Loved by critics, hated by high school students. Which is so often how it goes. But if they could just look past the necessity of their teenage rebellion, they could see how wonderfully tragic The Lady, or The Tiger? is. A princess loves a man too low for her status. When the king finds out, he puts the man to the usual trial for crimes he's put his royal interest in: he must choose between two doors. One hides a woman of appropriate social standing, the other a nearly starved tiger. He doesn't know which door hides which, of course. If he chooses the door with the tiger, it eats him, of course. If he chooses the woman, she doesn't eat him, but he is required to marry her on the spot. The beauty of this story is that the princess knows which door has the tiger, and which door has the woman. But the woman is an attendant the princess despises. As to the fate of the man, it's never revealed.

I often bring up Berenice as one of my favorite short stories, or among the best of Poe, or good short stories you haven't heard of. And for good reason. More than really any story I've ever read, Berenice is just straight-up creepy. And I know that Poe is known for horror, but most of his stories never really got to me. Berenice did. The obsession. The strange catatonic episodes. The memory loss. It all builds to the climax, one of the eeriest scenes ever penned in the English language, in my opinion. Thirty-two little ivory things scattered on the floor.

4: For Sale: Baby Shoes, Never Worn by Ernest Hemingway

Well, possibly by Ernest Hemingway. Technically, the jury is still out on the actual author, but it's widely accepted/purported that it was penned by Hemingway. I don't have a link, because the title is also the full text of the piece. Widely considered the epitome of flash fiction, and for good reason. It is everything flash is supposed to be: tiny, powerful, memorable. And it's among the tiniest, most powerful, and most memorable out there. Just think about it for a moment, think about what it must mean.

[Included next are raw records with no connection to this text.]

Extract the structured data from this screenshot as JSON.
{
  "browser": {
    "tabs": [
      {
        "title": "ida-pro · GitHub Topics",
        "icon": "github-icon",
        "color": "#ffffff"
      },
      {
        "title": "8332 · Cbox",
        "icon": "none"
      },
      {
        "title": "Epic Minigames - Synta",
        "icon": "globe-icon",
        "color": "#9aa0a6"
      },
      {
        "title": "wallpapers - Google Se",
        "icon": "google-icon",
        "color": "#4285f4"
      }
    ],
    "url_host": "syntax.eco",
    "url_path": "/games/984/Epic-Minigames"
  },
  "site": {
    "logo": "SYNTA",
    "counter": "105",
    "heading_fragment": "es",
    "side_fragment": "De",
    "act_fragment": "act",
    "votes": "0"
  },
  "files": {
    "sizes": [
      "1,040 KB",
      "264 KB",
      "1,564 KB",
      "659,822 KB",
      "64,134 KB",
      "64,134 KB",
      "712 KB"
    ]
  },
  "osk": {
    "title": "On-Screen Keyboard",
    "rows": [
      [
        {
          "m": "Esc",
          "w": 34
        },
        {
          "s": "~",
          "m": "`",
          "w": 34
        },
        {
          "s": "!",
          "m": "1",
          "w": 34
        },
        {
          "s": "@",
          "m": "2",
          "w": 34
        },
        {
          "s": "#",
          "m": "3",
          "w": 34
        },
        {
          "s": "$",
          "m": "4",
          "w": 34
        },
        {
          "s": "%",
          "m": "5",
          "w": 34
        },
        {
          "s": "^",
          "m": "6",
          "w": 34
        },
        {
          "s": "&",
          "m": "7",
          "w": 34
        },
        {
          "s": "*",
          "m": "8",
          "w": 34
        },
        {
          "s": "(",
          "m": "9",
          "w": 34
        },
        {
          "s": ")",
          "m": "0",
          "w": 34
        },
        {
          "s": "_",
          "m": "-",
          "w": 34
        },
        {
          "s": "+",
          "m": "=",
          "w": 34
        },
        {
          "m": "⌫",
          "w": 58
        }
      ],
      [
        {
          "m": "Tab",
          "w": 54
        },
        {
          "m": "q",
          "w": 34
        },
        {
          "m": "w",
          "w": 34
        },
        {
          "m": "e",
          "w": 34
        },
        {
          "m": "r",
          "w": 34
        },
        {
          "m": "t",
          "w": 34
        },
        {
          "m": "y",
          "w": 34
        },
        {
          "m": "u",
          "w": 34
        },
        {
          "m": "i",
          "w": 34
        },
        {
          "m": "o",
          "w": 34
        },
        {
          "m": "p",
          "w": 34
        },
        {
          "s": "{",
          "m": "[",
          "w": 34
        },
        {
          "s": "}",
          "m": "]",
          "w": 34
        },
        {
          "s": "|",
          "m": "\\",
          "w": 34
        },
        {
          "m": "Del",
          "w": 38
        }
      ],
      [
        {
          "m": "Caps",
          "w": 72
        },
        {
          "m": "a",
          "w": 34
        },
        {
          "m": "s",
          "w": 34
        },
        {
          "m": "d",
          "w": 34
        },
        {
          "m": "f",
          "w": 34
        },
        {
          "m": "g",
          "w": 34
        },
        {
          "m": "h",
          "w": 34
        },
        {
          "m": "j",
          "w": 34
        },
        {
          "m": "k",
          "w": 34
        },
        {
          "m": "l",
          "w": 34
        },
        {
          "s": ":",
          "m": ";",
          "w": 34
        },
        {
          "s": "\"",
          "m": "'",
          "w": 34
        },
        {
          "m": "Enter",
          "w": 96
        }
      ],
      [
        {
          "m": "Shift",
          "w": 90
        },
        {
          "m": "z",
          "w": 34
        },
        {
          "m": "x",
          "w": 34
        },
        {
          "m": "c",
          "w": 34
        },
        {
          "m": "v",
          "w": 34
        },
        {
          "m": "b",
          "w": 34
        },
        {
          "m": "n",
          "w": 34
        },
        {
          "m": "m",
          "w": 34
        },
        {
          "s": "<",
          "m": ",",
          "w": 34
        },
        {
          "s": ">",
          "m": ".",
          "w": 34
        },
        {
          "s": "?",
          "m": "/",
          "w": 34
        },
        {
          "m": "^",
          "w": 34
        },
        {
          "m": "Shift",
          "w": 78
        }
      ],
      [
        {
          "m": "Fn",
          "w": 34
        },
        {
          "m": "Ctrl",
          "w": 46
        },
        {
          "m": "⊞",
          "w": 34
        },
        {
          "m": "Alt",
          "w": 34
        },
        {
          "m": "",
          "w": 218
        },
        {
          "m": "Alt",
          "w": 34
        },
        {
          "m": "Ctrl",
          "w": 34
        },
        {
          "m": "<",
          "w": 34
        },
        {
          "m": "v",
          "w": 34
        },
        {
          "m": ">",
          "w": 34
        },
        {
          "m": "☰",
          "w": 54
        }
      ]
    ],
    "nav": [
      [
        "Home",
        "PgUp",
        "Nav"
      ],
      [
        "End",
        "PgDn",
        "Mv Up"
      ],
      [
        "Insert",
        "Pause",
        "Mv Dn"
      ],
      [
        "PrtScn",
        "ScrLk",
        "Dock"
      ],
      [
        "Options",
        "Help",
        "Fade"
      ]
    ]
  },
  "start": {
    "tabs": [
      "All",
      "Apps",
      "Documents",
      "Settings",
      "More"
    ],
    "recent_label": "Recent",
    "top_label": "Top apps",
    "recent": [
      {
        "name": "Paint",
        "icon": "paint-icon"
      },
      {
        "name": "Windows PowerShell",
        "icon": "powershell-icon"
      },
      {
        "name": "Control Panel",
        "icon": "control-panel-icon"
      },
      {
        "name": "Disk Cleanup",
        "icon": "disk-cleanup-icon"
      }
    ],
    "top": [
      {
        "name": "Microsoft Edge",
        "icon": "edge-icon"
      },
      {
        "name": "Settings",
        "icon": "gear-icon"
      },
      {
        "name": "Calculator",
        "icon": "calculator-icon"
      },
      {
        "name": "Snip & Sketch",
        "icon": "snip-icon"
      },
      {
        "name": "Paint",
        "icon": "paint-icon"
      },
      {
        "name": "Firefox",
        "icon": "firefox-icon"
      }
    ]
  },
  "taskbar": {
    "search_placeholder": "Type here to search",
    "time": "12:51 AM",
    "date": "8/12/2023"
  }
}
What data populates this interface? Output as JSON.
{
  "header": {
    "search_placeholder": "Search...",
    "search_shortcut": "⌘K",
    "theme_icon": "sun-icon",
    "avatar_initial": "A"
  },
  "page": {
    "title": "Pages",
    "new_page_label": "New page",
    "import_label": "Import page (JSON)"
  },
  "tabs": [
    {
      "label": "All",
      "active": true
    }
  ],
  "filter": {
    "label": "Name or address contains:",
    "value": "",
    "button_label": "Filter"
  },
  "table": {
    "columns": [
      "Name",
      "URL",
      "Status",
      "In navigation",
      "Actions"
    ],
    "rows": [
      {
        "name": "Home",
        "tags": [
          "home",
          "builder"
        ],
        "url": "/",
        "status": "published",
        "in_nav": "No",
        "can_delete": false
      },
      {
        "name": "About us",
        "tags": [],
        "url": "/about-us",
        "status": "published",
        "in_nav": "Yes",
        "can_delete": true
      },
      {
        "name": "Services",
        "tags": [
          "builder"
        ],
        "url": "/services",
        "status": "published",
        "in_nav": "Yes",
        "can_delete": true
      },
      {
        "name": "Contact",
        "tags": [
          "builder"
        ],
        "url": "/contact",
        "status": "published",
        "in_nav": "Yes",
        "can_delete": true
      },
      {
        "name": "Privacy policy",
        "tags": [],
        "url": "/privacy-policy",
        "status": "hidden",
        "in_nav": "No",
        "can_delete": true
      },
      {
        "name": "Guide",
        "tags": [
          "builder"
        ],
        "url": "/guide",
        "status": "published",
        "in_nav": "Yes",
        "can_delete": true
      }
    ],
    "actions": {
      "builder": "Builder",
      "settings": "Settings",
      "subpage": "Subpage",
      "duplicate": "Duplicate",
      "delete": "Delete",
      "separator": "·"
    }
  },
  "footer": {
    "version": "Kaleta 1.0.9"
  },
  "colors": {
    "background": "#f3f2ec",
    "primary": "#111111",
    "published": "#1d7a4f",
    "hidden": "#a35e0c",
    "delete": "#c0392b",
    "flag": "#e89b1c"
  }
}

Or what it might mean. And whether it's really Hemingway or not, the 'Six Word Story' has taken hold of writers everywhere, both as an exciting medium and as a challenge.

Of course, this isn't in any way a comprehensive list. But these are stories you will find jumping to my tongue when someone needs a recommendation.

What are your must read shorts?